Your Connection To Jazz, Blues and NPR News
Play Live Radio
Next Up:
Available On Air Stations

The night sky in 37,440 exposures

Ted S. Warren
Nick Risinger in Seattle with the rack of six synchronized astrophotography cameras he used to create the photograph on the wall behind him, which shows the entire night sky in a single composite image, made up of more than 37,000 exposures.

Nick Risinger has always gazed up at the sky. But last year the amateur astronomer and photographer quit his day job as a Seattle marketing director and lugged six synchronized cameras about 60,000 miles to capture an image of the entire night sky.

Risinger, 28, set up his rack of cameras in high-elevation locales in the Western U.S. and South Africa, timing photo shoots around new moons. He programmed his six cameras to track the stars as they moved across the sky.

He then stitched 37,440 exposures together into a spectacular, panoramic sky survey he posted online two weeks ago.

Other sky surveys have preceded this one, of course.

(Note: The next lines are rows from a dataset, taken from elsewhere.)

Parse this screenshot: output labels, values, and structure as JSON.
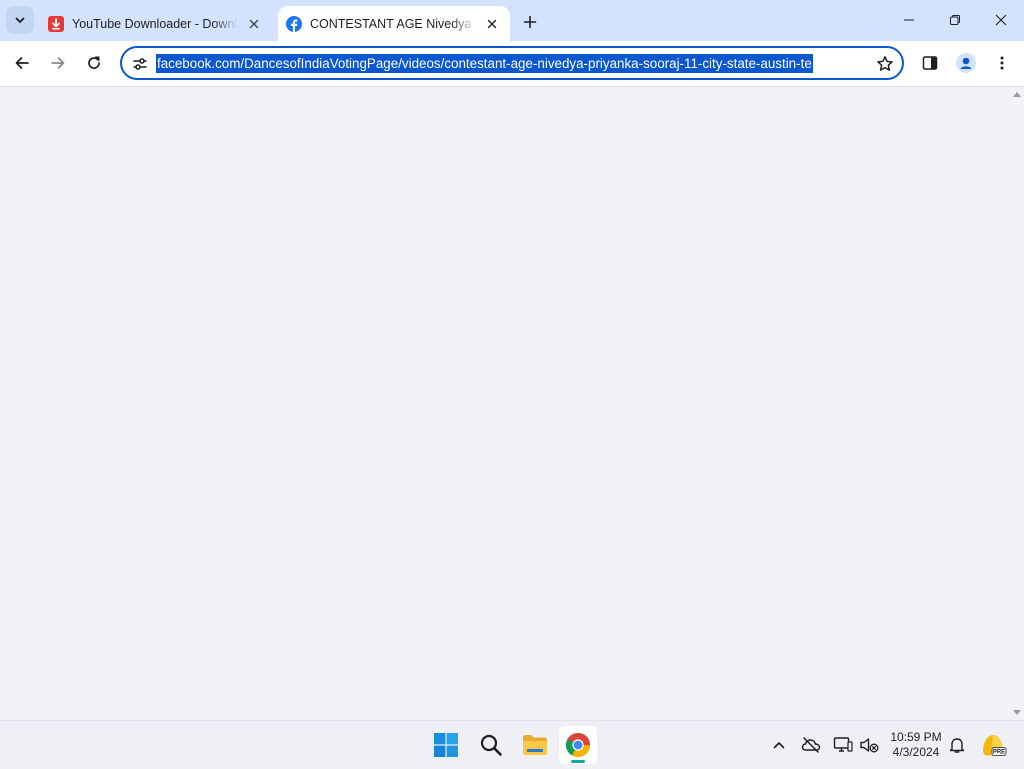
{
  "tabs": [
    {
      "title": "YouTube Downloader - Download",
      "active": false,
      "favicon": "youtube-downloader-icon"
    },
    {
      "title": "CONTESTANT AGE Nivedya Priyanka",
      "active": true,
      "favicon": "facebook-icon"
    }
  ],
  "omnibox": {
    "url": "facebook.com/DancesofIndiaVotingPage/videos/contestant-age-nivedya-priyanka-sooraj-11-city-state-austin-te"
  },
  "taskbar": {
    "time": "10:59 PM",
    "date": "4/3/2024",
    "copilot_badge": "PRE"
  },
  "colors": {
    "tabstrip": "#d3e3fd",
    "accent": "#0b57d0",
    "page_bg": "#f0f2f5",
    "facebook": "#1877f2"
  }
}
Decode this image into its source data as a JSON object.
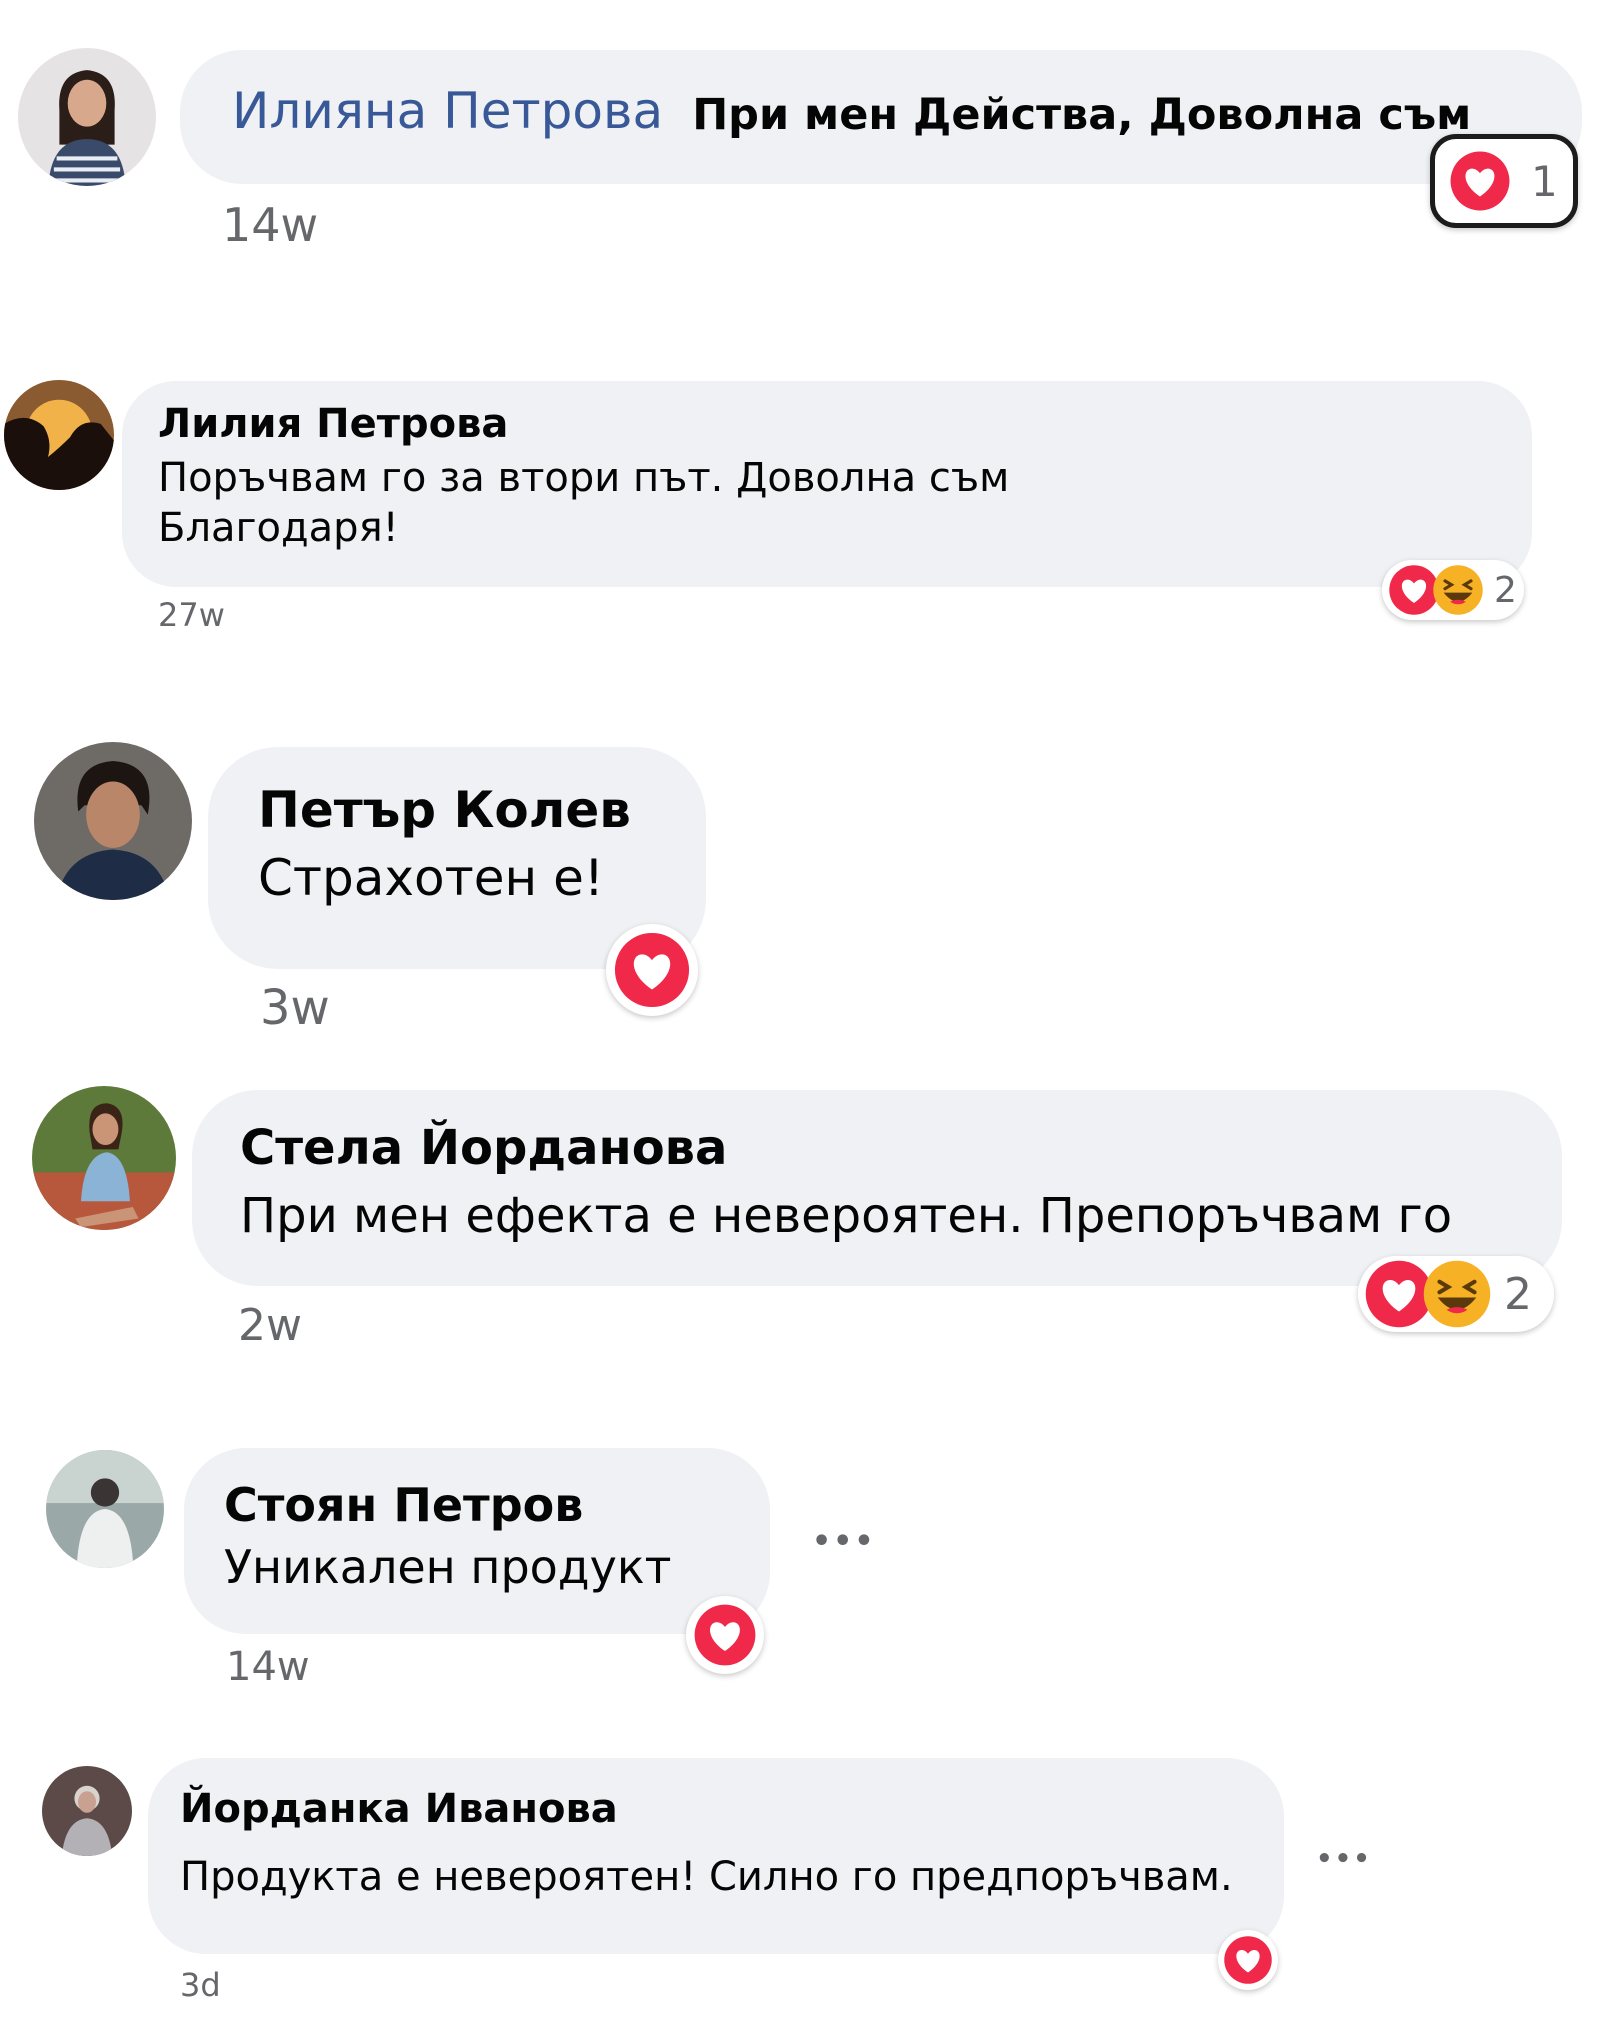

But "what a labor of love it is," said Andrew Fraknoi, senior educator at the Astronomical Society of the Pacific.